Which lines in the records below contain the word "Shelby"? Report each of them.

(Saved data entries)
------------------------------------------------------------------------

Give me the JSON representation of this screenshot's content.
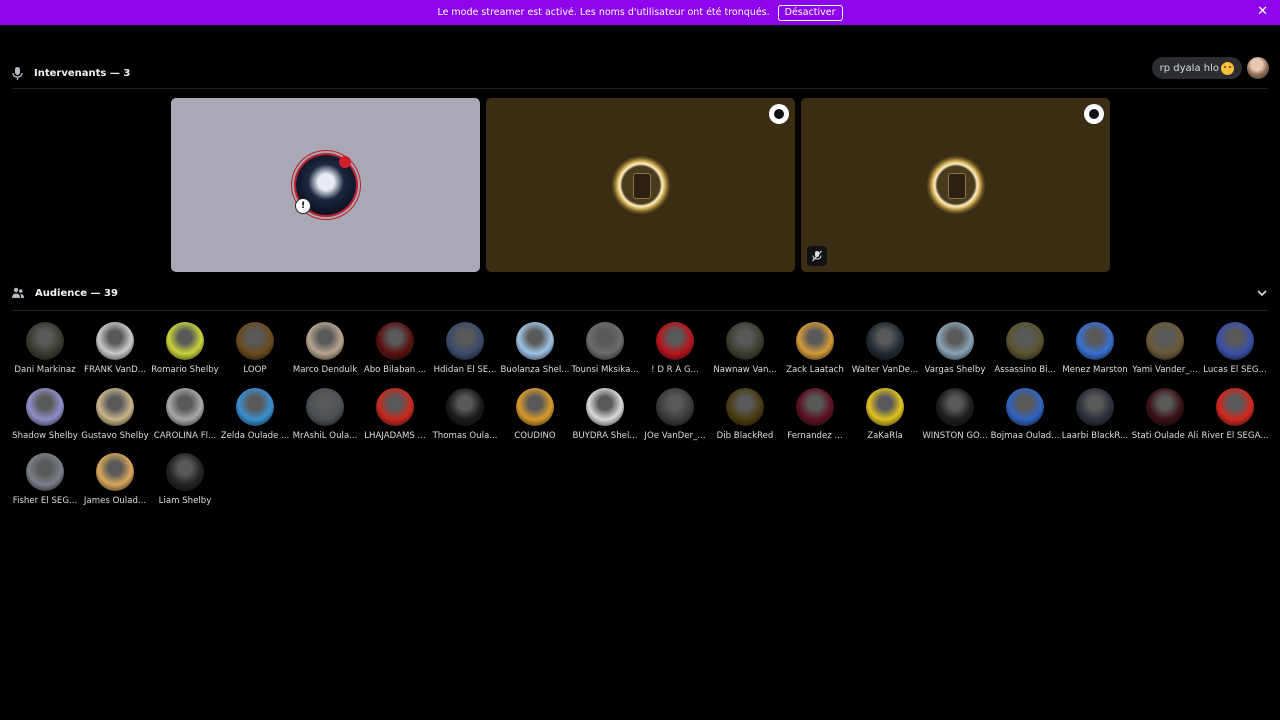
{
  "banner": {
    "message": "Le mode streamer est activé. Les noms d'utilisateur ont été tronqués.",
    "button_label": "Désactiver",
    "color": "#8c05ec"
  },
  "speakers": {
    "title": "Intervenants — 3",
    "icon": "microphone-icon",
    "tiles": [
      {
        "background": "#a8a9b5"
      },
      {
        "background": "#3a2d14",
        "moderator": true
      },
      {
        "background": "#3a2d14",
        "moderator": true,
        "muted": true
      }
    ]
  },
  "header_right": {
    "status_text": "rp dyala hlo"
  },
  "audience": {
    "title": "Audience — 39",
    "icon": "audience-icon",
    "members": [
      {
        "name": "Dani Markinaz",
        "color": "#3a3a2e"
      },
      {
        "name": "FRANK VanD...",
        "color": "#c9c9c9"
      },
      {
        "name": "Romario Shelby",
        "color": "#c9d43a"
      },
      {
        "name": "LOOP",
        "color": "#6b4b1f"
      },
      {
        "name": "Marco Dendulk",
        "color": "#b8a591"
      },
      {
        "name": "Abo Bilaban ...",
        "color": "#5a1010"
      },
      {
        "name": "Hdidan El SE...",
        "color": "#3b4b6b"
      },
      {
        "name": "Buolanza Shel...",
        "color": "#9fc3e6"
      },
      {
        "name": "Tounsi Mksika...",
        "color": "#6b6b6b"
      },
      {
        "name": "! D R A G...",
        "color": "#b8141e"
      },
      {
        "name": "Nawnaw Van...",
        "color": "#3d3d2f"
      },
      {
        "name": "Zack Laatach",
        "color": "#d49a3a"
      },
      {
        "name": "Walter VanDe...",
        "color": "#1f2a33"
      },
      {
        "name": "Vargas Shelby",
        "color": "#8aa3b5"
      },
      {
        "name": "Assassino Bi...",
        "color": "#5a5430"
      },
      {
        "name": "Menez Marston",
        "color": "#3a6fd1"
      },
      {
        "name": "Yami Vander_...",
        "color": "#6b5a3a"
      },
      {
        "name": "Lucas El SEG...",
        "color": "#3a4fa8"
      },
      {
        "name": "Shadow Shelby",
        "color": "#8f8fc9"
      },
      {
        "name": "Gustavo Shelby",
        "color": "#c9b58a"
      },
      {
        "name": "CAROLINA Fl...",
        "color": "#a8a8a8"
      },
      {
        "name": "Zelda Oulade ...",
        "color": "#3a8fd1"
      },
      {
        "name": "MrAshiL Oula...",
        "color": "#4b4f55"
      },
      {
        "name": "LHAJADAMS ...",
        "color": "#c9281e"
      },
      {
        "name": "Thomas Oula...",
        "color": "#1a1a1a"
      },
      {
        "name": "COUDINO",
        "color": "#d89a2a"
      },
      {
        "name": "BUYDRA Shel...",
        "color": "#d9d9d9"
      },
      {
        "name": "JOe VanDer_...",
        "color": "#3a3a3a"
      },
      {
        "name": "Dib BlackRed",
        "color": "#4a3a10"
      },
      {
        "name": "Fernandez ...",
        "color": "#5a1020"
      },
      {
        "name": "ZaKaRla",
        "color": "#e0c21f"
      },
      {
        "name": "WINSTON GO...",
        "color": "#1c1c1c"
      },
      {
        "name": "Bojmaa Oulad...",
        "color": "#2f64c2"
      },
      {
        "name": "Laarbi BlackR...",
        "color": "#2a2f3a"
      },
      {
        "name": "Stati Oulade Ali",
        "color": "#3a0f14"
      },
      {
        "name": "River El SEGA...",
        "color": "#d1281e"
      },
      {
        "name": "Fisher El SEG...",
        "color": "#7a7f88"
      },
      {
        "name": "James Oulad...",
        "color": "#d9a85a"
      },
      {
        "name": "Liam Shelby",
        "color": "#222222"
      }
    ]
  }
}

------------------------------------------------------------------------

_Written solution_
        "name": "Romario Shelby",
        "name": "Vargas Shelby",
        "name": "Shadow Shelby",
        "name": "Gustavo Shelby",
        "name": "Liam Shelby",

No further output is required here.